Married couple Sally and Alex Farnham (Darby, Hutton) move into an old Victorian house that Sally inherited from her grandmother. The dream house soon becomes a nightmare when Sally starts experiencing strange occurrences after unsealing a fireplace in the den that her contractor, Mr. Harris (Demarest), warned her should stay locked up. Sally has unknowingly released strange and mischievous little creatures that dwell deep within the bowels of the house and are looking to add her to their ranks.
Guillermo Del Toro’s fascination with this film as a child directly led to his producing the recent Katie Holmes and Guy Pearce remake that some internet slob with whom we’re all familiar also had a hand in. In fact, of the film, GDT once said, “It was something close to my heart for a very long time…. We thought the movie was the most terrifying on Earth.” I know what it’s like to have a small, made-for-television film that frightened me as a kid: Dark Night of the Scarecrow. However, the difference between that movie and this one is I never saw DBAOTD in my youth. So seeing it for the first time just now, my reaction is quite a bit different than GDT’s: namely, I hated it. It’s plodding, claustrophobic (and not in a good way), cliche, dated and bereft of any kind of genuine chills or scares. The creatures are laughable; they look like munchkins who dressed up as gorillas for Halloween but didn’t have the masks, so they used homemade gourds for heads. The movie may have been endemic of the time, but it’s going to hold next to no dread for the newly-initiated.
The thing that surprises me about my take on this is that I’m a kid of the ’70s. A lot of the shows that originated in that decade I watched and enjoyed, even though I can now see the limitations in many of their productions. But I just found nothing to like about this movie. All I could see were the deficiencies in the logic that abounded and some of the production gaffes. For instance: why didn’t Sally’s grandmother ever tell her about the creatures, especially since she left her the house…and they took Sally’s grandfather?

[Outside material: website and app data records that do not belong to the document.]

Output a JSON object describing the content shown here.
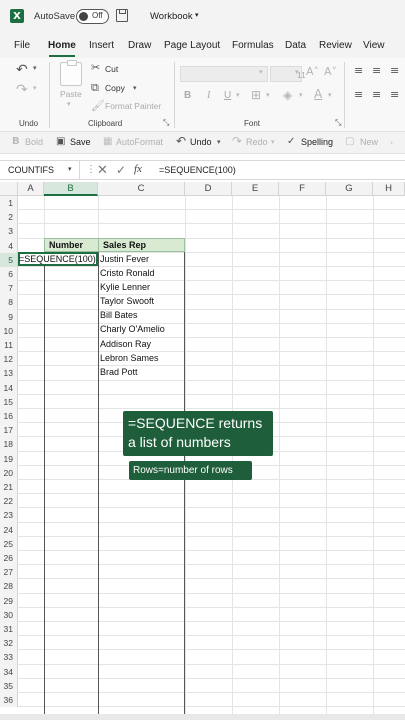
{
  "titlebar": {
    "autosave_label": "AutoSave",
    "autosave_state": "Off",
    "workbook_name": "Workbook",
    "caret": "▾"
  },
  "tabs": [
    "File",
    "Home",
    "Insert",
    "Draw",
    "Page Layout",
    "Formulas",
    "Data",
    "Review",
    "View"
  ],
  "active_tab": "Home",
  "ribbon": {
    "undo_label": "Undo",
    "paste_label": "Paste",
    "cut_label": "Cut",
    "copy_label": "Copy",
    "format_painter_label": "Format Painter",
    "clipboard_label": "Clipboard",
    "font_label": "Font",
    "font_size_value": "11",
    "bold": "B",
    "italic": "I",
    "underline": "U"
  },
  "quick_toolbar": {
    "bold": "Bold",
    "save": "Save",
    "autoformat": "AutoFormat",
    "undo": "Undo",
    "redo": "Redo",
    "spelling": "Spelling",
    "new": "New"
  },
  "formula_bar": {
    "name_box": "COUNTIFS",
    "formula": "=SEQUENCE(100)"
  },
  "grid": {
    "columns": [
      "A",
      "B",
      "C",
      "D",
      "E",
      "F",
      "G",
      "H"
    ],
    "rows": [
      "1",
      "2",
      "3",
      "4",
      "5",
      "6",
      "7",
      "8",
      "9",
      "10",
      "11",
      "12",
      "13",
      "14",
      "15",
      "16",
      "17",
      "18",
      "19",
      "20",
      "21",
      "22",
      "23",
      "24",
      "25",
      "26",
      "27",
      "28",
      "29",
      "30",
      "31",
      "32",
      "33",
      "34",
      "35",
      "36"
    ],
    "selected_column": "B",
    "selected_row": "5",
    "header_number": "Number",
    "header_sales_rep": "Sales Rep",
    "edit_value": "=SEQUENCE(100)",
    "sales_reps": [
      "Justin Fever",
      "Cristo Ronald",
      "Kylie Lenner",
      "Taylor Swooft",
      "Bill Bates",
      "Charly O'Amelio",
      "Addison Ray",
      "Lebron Sames",
      "Brad Pott"
    ]
  },
  "callouts": {
    "main_line1": "=SEQUENCE returns",
    "main_line2": "a list of numbers",
    "sub": "Rows=number of rows"
  },
  "colors": {
    "excel_green": "#1d6f42",
    "callout_bg": "#1f5e3b",
    "header_fill": "#d9ead3"
  }
}
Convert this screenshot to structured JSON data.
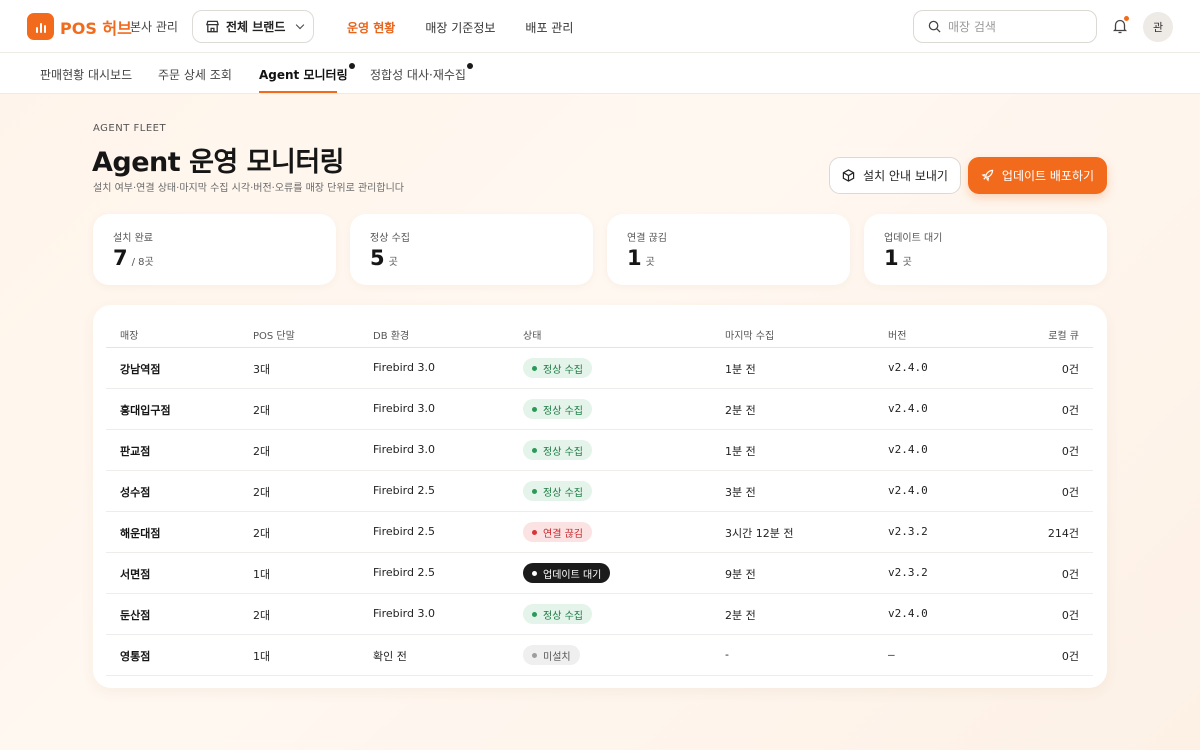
{
  "app": {
    "name": "POS 허브",
    "section": "본사 관리",
    "brand_select": "전체 브랜드",
    "top_nav": [
      "운영 현황",
      "매장 기준정보",
      "배포 관리"
    ],
    "active_top_nav": "운영 현황",
    "search_placeholder": "매장 검색",
    "avatar": "관",
    "accent_color": "#f26b1d",
    "icons": {
      "logo": "bar-chart-icon",
      "store": "store-icon",
      "search": "search-icon",
      "bell": "bell-icon",
      "send": "package-icon",
      "deploy": "rocket-icon"
    }
  },
  "sub_tabs": [
    {
      "label": "판매현황 대시보드",
      "active": false,
      "dot": false
    },
    {
      "label": "주문 상세 조회",
      "active": false,
      "dot": false
    },
    {
      "label": "Agent 모니터링",
      "active": true,
      "dot": true
    },
    {
      "label": "정합성 대사·재수집",
      "active": false,
      "dot": true
    }
  ],
  "header": {
    "eyebrow": "AGENT FLEET",
    "title": "Agent 운영 모니터링",
    "description": "설치 여부·연결 상태·마지막 수집 시각·버전·오류를 매장 단위로 관리합니다",
    "btn_send_guide": "설치 안내 보내기",
    "btn_deploy": "업데이트 배포하기"
  },
  "stats": [
    {
      "label": "설치 완료",
      "value": "7",
      "unit": "/ 8곳"
    },
    {
      "label": "정상 수집",
      "value": "5",
      "unit": "곳"
    },
    {
      "label": "연결 끊김",
      "value": "1",
      "unit": "곳"
    },
    {
      "label": "업데이트 대기",
      "value": "1",
      "unit": "곳"
    }
  ],
  "table": {
    "columns": [
      "매장",
      "POS 단말",
      "DB 환경",
      "상태",
      "마지막 수집",
      "버전",
      "로컬 큐"
    ],
    "rows": [
      {
        "store": "강남역점",
        "pos": "3대",
        "db": "Firebird 3.0",
        "status": "정상 수집",
        "status_type": "ok",
        "last": "1분 전",
        "version": "v2.4.0",
        "queue": "0건"
      },
      {
        "store": "홍대입구점",
        "pos": "2대",
        "db": "Firebird 3.0",
        "status": "정상 수집",
        "status_type": "ok",
        "last": "2분 전",
        "version": "v2.4.0",
        "queue": "0건"
      },
      {
        "store": "판교점",
        "pos": "2대",
        "db": "Firebird 3.0",
        "status": "정상 수집",
        "status_type": "ok",
        "last": "1분 전",
        "version": "v2.4.0",
        "queue": "0건"
      },
      {
        "store": "성수점",
        "pos": "2대",
        "db": "Firebird 2.5",
        "status": "정상 수집",
        "status_type": "ok",
        "last": "3분 전",
        "version": "v2.4.0",
        "queue": "0건"
      },
      {
        "store": "해운대점",
        "pos": "2대",
        "db": "Firebird 2.5",
        "status": "연결 끊김",
        "status_type": "bad",
        "last": "3시간 12분 전",
        "version": "v2.3.2",
        "queue": "214건"
      },
      {
        "store": "서면점",
        "pos": "1대",
        "db": "Firebird 2.5",
        "status": "업데이트 대기",
        "status_type": "dark",
        "last": "9분 전",
        "version": "v2.3.2",
        "queue": "0건"
      },
      {
        "store": "둔산점",
        "pos": "2대",
        "db": "Firebird 3.0",
        "status": "정상 수집",
        "status_type": "ok",
        "last": "2분 전",
        "version": "v2.4.0",
        "queue": "0건"
      },
      {
        "store": "영통점",
        "pos": "1대",
        "db": "확인 전",
        "status": "미설치",
        "status_type": "none",
        "last": "-",
        "version": "–",
        "queue": "0건"
      }
    ]
  }
}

More importantly, why didn’t Mr. Harris? Generation gap / old fogey be damned, he knew about them, flat out. He knew about the reported fate of Sally’s grandfather. But he danced around the issue with both Sally and Alex. He even talked with them. He was afraid of them, sure, but maybe a “Hey, you might not want to live here because of the furry little oompa loompa bastards in your chimney” or something would have been nice. If I’m Alex Farnham, I’m kicking the shit out of Harris after Sally goes bye-bye.
You’ve also got to love the production goof when Joan Kahn (Anderson) goes out to check the fuse box and the dead of night turns into a daylight scene of her trying to get back in the house. And when she breaks the glass to one of the outside locked French doors, the other one swings open with nary a shove. Classic. The rest of the film is horror cliche: the wife in a creaky old house is the only one to see the strange goings-on and the husband thinks she’s losing her mind. Seen it a hundred times and this doesn’t do it anywhere near as good as others. I think a mistake that director John Newland ultimately made is showing too much of the creatures. Definitely something to be said about less being more. Because the Crites are scarier than these hairy little shits. Kim Darby is mostly fine as Sally, as is Jim Hutton as Alex. Rest of the performances are forgettable.
My opinion might have been different if I had seen it as a lad, but as it stands right now, I’m very happy that this clunker was only 74 minutes long. Probably one of the most overrated classic horror films in recent memory.
Despite the restoration, the film still shows its age, as the negative had plenty of scratches and marks. Sound is fine though in Dolby English Mono. There’s a commentary track from horror fans and pros Jeffrey Reddick, Steve Barton (“Uncle Creepy”) and Sean Abley.
Rating: Out of a Possible 5 Stars
Out of a Possible 5 Stars